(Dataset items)
+--

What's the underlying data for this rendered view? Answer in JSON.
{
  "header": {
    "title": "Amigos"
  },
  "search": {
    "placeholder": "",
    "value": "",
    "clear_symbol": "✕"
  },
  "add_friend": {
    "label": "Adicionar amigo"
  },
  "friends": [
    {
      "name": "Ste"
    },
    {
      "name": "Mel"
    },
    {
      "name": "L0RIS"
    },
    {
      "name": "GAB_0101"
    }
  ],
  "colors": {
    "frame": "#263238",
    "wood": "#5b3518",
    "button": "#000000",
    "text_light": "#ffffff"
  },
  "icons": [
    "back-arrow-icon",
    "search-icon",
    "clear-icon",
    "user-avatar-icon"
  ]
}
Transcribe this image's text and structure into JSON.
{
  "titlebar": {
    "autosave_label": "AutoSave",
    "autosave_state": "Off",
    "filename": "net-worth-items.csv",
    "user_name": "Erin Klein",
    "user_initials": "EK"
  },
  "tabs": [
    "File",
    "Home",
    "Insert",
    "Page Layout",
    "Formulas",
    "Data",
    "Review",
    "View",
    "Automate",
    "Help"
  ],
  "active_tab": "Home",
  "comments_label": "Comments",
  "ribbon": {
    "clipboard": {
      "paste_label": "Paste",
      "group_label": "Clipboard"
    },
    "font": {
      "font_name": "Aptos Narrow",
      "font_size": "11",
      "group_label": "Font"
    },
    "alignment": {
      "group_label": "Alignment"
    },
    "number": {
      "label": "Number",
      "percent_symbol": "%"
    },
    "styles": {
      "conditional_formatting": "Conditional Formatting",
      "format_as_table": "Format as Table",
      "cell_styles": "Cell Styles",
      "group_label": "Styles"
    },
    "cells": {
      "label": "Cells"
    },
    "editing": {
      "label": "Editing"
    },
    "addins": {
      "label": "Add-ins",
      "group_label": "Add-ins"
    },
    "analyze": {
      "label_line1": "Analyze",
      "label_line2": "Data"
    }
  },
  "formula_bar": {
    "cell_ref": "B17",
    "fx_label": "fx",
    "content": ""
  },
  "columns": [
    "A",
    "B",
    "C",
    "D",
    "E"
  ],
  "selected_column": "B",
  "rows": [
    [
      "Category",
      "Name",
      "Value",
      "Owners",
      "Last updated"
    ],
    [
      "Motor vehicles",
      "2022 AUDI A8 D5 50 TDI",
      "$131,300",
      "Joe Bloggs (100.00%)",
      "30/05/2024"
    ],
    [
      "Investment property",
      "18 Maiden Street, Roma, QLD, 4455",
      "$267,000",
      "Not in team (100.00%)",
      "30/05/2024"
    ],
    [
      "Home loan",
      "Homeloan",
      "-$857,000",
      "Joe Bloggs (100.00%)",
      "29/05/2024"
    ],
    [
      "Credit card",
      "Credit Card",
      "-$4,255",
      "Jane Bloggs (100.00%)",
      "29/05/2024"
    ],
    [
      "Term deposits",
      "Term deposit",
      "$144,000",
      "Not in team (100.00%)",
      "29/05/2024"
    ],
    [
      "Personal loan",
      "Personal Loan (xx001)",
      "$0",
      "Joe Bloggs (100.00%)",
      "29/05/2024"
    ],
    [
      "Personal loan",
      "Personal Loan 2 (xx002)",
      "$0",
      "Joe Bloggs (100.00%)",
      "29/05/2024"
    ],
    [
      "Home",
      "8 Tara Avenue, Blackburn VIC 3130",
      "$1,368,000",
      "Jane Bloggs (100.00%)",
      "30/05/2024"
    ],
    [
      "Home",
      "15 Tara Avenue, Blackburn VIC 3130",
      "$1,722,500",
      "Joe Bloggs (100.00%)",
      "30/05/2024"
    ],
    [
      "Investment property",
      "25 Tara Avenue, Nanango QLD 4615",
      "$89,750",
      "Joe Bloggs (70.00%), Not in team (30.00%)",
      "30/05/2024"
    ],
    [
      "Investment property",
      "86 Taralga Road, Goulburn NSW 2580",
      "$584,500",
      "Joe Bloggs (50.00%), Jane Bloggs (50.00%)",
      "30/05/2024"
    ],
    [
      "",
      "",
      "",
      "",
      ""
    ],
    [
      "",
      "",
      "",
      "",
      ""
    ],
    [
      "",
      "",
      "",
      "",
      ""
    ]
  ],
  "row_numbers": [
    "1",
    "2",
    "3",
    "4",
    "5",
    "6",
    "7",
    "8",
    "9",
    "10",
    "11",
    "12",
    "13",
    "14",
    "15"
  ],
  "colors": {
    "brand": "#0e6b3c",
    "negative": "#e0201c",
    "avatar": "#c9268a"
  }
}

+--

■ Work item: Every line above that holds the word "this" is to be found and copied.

■ Your response:
What's the underlying data for this rendered view? Answer in JSON.
Transcribe this image's text and structure into JSON.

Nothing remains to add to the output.